As a lifelong Texan and frequent visitor of the state fair, I was saddened by the loss of its iconic figure, Big Tex. He was a mere 52 feet of cowpoke shaped fiberglass, steel, and fabric, but as a child he seemed much bigger. I can’t look at photos of him without a flood of childhood memories gushing forth. There were times like when my dad took me on my first roller coaster, a rickety wooden ride that thrilled me and inspired the words from my dad’s mouth, “my stomach just dropped.” I remember trips to the fair with my parents, grandparents, aunts, uncles, and cousins and wonder why other family gatherings weren’t always so congenial. Then there were the “smells” that drew you in before you even made it through the front gate. The State Fair of Texas is likely the reason I order “Corny Dogs” from Sonic when in reality, they’re just corn dogs. Indeed, Big Tex embodied all of those memories, and while I’m a proponent of a bigger and more modern version, I am hesitant that his reincarnation will equally stoke the fires of my childhood experiences (no pun intended). Perhaps it will for my grandchildren.

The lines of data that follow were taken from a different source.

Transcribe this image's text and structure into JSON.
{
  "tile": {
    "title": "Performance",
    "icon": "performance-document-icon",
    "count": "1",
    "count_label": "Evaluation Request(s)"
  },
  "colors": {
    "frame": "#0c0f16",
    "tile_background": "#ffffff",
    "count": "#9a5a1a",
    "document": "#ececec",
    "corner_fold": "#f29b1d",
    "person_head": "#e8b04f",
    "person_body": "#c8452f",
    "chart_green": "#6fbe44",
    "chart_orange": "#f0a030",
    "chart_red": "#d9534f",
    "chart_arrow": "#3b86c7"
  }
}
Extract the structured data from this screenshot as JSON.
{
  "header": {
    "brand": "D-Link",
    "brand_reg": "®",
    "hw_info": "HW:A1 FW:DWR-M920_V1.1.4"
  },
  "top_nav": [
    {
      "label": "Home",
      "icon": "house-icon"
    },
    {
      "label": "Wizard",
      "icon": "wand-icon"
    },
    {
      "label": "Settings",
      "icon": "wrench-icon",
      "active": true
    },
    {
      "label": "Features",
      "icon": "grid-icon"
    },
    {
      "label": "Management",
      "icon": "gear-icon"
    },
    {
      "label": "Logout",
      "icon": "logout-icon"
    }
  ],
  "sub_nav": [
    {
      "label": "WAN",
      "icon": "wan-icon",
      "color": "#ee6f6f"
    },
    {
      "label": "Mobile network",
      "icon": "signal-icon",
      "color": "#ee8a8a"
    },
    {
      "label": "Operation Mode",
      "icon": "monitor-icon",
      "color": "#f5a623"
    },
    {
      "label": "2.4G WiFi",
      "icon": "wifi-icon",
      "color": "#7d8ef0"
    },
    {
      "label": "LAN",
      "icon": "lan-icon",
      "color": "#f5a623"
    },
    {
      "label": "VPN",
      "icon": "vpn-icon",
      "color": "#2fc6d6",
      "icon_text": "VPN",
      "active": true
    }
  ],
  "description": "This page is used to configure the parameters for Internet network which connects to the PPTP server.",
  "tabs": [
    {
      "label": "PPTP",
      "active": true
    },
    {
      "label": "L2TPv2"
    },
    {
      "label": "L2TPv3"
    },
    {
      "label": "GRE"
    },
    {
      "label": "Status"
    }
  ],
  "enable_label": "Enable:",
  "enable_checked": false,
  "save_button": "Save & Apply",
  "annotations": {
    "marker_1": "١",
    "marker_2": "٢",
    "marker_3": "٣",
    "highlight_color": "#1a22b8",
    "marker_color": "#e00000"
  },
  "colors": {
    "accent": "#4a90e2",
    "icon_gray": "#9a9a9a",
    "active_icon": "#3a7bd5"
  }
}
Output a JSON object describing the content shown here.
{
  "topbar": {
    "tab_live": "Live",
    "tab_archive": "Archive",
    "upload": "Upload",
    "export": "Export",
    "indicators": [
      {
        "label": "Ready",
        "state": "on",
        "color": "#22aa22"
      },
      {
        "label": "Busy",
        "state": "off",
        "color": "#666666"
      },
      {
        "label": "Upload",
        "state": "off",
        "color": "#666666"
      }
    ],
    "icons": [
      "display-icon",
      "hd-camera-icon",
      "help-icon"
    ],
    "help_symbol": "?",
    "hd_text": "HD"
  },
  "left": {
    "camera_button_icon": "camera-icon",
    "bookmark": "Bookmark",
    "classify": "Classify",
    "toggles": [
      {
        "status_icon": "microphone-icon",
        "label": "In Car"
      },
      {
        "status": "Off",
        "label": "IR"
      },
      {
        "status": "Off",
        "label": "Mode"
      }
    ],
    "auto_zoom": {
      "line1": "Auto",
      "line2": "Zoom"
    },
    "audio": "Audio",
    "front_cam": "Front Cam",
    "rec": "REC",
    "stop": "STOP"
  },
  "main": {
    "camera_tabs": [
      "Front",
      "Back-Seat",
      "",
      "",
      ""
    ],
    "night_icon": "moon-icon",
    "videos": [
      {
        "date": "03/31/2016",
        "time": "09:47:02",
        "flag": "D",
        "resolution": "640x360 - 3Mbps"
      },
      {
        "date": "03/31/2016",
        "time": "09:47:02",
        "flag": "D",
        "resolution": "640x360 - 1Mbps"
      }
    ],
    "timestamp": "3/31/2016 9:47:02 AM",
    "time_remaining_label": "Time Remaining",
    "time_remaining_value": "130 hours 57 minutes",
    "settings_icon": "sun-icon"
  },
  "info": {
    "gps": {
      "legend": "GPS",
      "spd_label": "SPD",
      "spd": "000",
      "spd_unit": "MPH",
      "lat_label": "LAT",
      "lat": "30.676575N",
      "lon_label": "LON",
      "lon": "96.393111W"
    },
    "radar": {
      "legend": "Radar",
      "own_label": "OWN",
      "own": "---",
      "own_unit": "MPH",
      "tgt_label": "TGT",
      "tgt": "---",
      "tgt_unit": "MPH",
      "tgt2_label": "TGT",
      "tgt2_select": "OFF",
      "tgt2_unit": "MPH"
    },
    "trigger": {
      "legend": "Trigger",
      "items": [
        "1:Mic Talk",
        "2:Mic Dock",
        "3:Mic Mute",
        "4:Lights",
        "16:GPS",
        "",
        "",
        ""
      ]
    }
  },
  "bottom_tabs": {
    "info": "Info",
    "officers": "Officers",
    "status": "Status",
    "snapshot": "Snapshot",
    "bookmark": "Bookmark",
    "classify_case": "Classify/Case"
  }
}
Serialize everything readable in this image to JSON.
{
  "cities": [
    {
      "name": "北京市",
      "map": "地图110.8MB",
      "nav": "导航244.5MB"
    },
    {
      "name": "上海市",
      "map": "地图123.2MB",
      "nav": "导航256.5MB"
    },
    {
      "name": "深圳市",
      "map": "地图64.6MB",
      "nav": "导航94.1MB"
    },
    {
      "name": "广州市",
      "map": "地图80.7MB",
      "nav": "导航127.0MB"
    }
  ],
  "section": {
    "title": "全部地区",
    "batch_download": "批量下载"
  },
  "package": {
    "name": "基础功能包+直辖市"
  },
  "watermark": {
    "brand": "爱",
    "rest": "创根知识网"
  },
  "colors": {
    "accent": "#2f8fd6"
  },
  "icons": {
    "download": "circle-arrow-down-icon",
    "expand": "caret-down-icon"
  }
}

The incineration of Big Tex marked the end of an era for many of us, but earlier in the week another era came to close for me and my family. While Big Tex was a larger than life figure, our little Jack Russell Terrier, Dillon, was larger than every other dog, at least in his own mind. We adopted him 9 years ago and it was apparent from the get-go that he thought he ruled the roost. Walks in the park were difficult because Dillon never thought he was outmatched. “Little Man Syndrome” was how he was described to us from the SPCA worker when we picked him up from a pet store in Lewisville, Texas. Ironically, he wasn’t my first choice for adoption, but my wife Tina saw something in him that I missed. She thought he was cute. Cute got him in the door, but loyalty earned him a permanent spot in the family. That’s the way it usually works. Momma wants the cute little dog, and daddy ends being his best pal. The Jack Russell breed, as I found out later, are a hyper bunch, but in some ways low maintenance. Dillon was a lone wolf most of the time he was with us but he never needed much more than a couple squares a day, a good hunt, and neck rub every once in a while. In short, he was a man’s dog. While Big Tex watched over the fairgrounds, Marshall Dillon canvassed our modest backyard for every kind of nocturnal creature imaginable. The dog we adopted because my wife thought he was cute, gave us more than we ever bargained for with dozens of late night hunts. He delivered moles, possums, lizards, snakes, frogs, and ferrets to our back porch many times although the squirrels eluded him. (At some point, a book will be written to chronicle those adventures.) He was our son’s boyhood dog and he was iconic to the life and times of the Wren family. He roamed in the background of birthdays, church functions, holidays, and graduations. He brought laughs, frustrations, and in the end, tears. His life served up useful markers for the many miles of a priceless journey and as to be expected, the decision to let him go was difficult. Like Big Tex, he was irreplaceably unique. Oh, there will be another Big Tex, and there will be other dogs. After all, as George Carlin put it, “life is a series of dogs”. But there will never be another Dillon, and that’s just fine and dandy.